◆ Directions for this task
In the material below, find every line with "Free" and pull it out.

◆ Supplied records
------------------------------------------------------------

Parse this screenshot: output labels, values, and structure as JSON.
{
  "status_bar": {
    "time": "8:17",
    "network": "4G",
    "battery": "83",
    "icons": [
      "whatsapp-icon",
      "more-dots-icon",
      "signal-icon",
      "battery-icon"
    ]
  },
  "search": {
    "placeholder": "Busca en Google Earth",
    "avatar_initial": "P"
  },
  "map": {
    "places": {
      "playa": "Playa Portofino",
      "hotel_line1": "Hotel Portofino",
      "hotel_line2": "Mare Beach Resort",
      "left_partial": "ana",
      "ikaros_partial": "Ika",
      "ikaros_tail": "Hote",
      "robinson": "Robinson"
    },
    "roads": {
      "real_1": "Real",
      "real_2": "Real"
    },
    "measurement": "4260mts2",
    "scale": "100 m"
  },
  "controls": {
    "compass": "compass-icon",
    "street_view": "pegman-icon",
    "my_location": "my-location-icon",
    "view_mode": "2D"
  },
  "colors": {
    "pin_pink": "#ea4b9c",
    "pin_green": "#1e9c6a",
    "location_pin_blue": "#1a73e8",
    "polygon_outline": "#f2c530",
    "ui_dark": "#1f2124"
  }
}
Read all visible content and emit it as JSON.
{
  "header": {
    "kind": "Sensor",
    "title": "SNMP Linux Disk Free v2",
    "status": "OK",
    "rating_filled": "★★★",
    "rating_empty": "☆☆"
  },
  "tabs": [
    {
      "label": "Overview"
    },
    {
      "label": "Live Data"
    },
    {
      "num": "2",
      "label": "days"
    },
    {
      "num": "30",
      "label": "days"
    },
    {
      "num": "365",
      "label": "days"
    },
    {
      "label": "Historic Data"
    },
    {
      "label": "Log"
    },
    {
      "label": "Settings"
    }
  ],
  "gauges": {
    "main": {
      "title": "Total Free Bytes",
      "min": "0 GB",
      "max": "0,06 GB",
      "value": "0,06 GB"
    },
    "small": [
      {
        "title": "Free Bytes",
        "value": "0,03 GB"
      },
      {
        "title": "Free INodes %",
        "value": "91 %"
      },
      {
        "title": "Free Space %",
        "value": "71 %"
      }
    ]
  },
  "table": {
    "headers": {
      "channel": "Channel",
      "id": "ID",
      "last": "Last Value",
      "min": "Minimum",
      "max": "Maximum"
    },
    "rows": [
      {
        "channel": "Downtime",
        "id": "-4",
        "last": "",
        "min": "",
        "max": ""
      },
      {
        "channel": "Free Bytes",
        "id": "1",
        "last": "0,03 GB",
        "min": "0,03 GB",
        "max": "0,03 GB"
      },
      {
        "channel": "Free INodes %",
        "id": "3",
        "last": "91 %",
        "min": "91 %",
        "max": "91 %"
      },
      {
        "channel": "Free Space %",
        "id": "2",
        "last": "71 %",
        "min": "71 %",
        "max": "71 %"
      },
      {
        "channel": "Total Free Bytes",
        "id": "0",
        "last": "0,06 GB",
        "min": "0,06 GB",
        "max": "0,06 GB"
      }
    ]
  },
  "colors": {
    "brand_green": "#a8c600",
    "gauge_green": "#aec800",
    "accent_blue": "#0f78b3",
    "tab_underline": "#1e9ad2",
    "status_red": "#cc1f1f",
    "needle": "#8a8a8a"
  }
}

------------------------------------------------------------

◆ Output for this exercise
    "title": "SNMP Linux Disk Free v2",
      "title": "Total Free Bytes",
        "title": "Free Bytes",
        "title": "Free INodes %",
        "title": "Free Space %",
        "channel": "Free Bytes",
        "channel": "Free INodes %",
        "channel": "Free Space %",
        "channel": "Total Free Bytes",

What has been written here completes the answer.